Author(s): A. P. Wavell
First published in 1944, during the darkest days of the war, Lord Wavell's great anthology of English poetry - enhanced by his own introduction and annotations - encouraged and delighted many thousands of readers. It has remained in print every since, proving beyond doubt that, whatever the fashion of the day, poetry can fulfil its ancient function, finding its way to the hearts of the many, not only to the minds of the few.
An anthology of life-affirming poetry, selected and introduced by Lord Wavell.
"The worth of Other Men's Flowers is that it is not a manufactured article, made for the market, but the harvest of a life's devotion - of things long held precious in the memory" Daily Telegraph "It is a vindication of the role poetry can fulfil as a source of inspiration and encouragement" Glasgow Herald "Generals tend to win their reputations at the cost of other men's lives. By an anomaly unique in military history Wavell's own reputation has reached its widest range - certainly in the English-speaking world - not because of his prowess as a soldier or a proconsul, but because of his identification with a small miscellany containing a selection of other men's verses" Ronald Lewin

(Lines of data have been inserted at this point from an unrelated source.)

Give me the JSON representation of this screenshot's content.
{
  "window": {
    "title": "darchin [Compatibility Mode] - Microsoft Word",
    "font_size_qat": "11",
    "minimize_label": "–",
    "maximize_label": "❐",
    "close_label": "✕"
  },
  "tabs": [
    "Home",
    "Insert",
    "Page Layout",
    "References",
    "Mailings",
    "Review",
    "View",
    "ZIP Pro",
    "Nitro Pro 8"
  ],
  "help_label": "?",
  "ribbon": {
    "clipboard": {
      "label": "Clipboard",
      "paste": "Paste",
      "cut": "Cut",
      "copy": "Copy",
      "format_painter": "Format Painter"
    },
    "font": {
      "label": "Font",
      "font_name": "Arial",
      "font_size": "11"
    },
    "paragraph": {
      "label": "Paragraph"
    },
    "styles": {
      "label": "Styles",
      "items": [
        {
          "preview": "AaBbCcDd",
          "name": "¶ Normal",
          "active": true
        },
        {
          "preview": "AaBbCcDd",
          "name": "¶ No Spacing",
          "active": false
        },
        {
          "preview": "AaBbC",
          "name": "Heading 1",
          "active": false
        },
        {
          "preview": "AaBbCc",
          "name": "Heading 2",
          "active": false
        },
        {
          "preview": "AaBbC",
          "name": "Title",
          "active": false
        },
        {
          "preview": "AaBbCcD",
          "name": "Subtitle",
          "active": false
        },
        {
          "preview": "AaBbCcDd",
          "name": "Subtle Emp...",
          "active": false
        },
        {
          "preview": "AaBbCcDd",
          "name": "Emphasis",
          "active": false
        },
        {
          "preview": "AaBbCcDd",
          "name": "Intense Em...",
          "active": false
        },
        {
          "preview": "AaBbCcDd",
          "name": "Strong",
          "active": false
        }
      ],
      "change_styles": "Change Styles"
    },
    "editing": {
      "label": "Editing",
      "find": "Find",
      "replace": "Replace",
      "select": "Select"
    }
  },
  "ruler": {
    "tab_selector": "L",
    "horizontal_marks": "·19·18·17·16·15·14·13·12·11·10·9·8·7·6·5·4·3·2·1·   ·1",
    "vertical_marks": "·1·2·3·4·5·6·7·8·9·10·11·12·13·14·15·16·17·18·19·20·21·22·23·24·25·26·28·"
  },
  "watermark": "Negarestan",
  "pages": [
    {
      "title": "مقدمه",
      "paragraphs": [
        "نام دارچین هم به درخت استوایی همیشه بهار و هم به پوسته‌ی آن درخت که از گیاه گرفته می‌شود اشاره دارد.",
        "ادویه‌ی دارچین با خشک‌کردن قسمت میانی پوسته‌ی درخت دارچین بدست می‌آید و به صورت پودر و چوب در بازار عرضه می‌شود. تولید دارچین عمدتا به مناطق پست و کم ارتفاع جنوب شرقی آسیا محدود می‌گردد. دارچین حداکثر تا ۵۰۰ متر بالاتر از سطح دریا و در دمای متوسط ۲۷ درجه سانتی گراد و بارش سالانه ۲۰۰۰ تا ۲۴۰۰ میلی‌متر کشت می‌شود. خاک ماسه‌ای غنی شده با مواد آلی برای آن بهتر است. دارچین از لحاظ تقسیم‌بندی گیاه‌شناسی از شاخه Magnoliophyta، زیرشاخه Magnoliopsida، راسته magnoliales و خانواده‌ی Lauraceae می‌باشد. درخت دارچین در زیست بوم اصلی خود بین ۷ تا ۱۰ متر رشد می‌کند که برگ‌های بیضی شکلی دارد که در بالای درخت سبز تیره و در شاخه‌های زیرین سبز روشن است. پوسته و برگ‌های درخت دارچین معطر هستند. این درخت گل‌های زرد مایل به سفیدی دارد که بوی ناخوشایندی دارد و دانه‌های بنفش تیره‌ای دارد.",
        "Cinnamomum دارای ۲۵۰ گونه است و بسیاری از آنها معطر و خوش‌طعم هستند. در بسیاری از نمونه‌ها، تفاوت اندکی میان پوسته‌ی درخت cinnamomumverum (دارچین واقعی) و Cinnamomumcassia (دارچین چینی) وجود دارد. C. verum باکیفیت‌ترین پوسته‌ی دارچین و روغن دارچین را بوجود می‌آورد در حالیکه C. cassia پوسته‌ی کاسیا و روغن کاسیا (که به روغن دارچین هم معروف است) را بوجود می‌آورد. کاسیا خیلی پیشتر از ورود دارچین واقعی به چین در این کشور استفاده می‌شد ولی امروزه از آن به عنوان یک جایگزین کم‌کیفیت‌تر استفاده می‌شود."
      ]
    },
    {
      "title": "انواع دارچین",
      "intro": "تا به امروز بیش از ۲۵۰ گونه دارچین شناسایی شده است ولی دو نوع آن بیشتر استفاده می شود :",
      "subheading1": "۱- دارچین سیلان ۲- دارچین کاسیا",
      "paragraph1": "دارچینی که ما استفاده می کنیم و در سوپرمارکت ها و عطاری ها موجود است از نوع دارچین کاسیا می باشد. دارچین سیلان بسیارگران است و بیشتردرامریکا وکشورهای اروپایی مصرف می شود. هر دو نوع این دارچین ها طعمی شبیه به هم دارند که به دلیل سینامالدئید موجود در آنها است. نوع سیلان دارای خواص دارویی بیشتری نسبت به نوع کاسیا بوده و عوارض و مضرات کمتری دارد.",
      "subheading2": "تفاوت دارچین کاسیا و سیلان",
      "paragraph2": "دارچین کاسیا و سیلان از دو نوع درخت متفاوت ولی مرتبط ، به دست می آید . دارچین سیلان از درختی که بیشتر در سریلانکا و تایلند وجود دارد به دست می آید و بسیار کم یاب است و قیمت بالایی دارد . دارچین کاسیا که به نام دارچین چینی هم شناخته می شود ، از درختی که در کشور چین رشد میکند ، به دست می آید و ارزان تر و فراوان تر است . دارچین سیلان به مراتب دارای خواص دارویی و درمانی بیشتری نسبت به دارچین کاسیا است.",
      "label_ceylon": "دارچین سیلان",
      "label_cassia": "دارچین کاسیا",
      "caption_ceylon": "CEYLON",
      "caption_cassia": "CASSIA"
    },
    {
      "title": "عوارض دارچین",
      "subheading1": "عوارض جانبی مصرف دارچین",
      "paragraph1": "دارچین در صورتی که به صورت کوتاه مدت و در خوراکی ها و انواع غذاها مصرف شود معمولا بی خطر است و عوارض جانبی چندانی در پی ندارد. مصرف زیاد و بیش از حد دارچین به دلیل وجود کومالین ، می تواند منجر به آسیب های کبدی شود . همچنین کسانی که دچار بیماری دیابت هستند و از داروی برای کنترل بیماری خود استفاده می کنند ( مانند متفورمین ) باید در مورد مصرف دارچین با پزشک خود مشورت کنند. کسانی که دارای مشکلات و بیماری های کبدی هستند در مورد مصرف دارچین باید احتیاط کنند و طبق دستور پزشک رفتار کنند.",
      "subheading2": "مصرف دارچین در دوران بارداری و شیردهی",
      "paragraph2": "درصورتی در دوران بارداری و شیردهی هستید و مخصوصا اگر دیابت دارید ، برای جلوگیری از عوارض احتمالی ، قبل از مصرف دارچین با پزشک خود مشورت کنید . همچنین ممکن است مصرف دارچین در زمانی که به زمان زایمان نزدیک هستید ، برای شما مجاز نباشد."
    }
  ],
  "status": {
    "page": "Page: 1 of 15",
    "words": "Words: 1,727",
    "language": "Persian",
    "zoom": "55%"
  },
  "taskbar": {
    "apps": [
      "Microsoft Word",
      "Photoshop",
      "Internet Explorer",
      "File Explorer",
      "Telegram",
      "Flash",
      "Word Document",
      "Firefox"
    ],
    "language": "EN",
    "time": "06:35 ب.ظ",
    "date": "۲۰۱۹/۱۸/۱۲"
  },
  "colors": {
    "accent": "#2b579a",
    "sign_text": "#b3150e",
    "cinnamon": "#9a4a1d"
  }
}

Field-Marshal Lord Wavell (1883-1950), educated at Winchester College and Sandhurst, was wounded at Ypres in the First World War and lost the sight of one eye. A professional soldier, he became known as an officer untrammeled by convention and as an exceptional trainer of troops. In 1939 he was given the Middle East Command and soon found himself fighting eight separate campaigns. His defeat of a numerically superior Italian army, with the capture of 130,000 prisoners, was as remarkable as his adroit conquest of Abyssinia. He was Viceroy of India from 1943 to 1947, and in the last years of his life in London he became president of the Royal Society of Literature and of the Kipling, Browning, Poetry and Virgil Societies.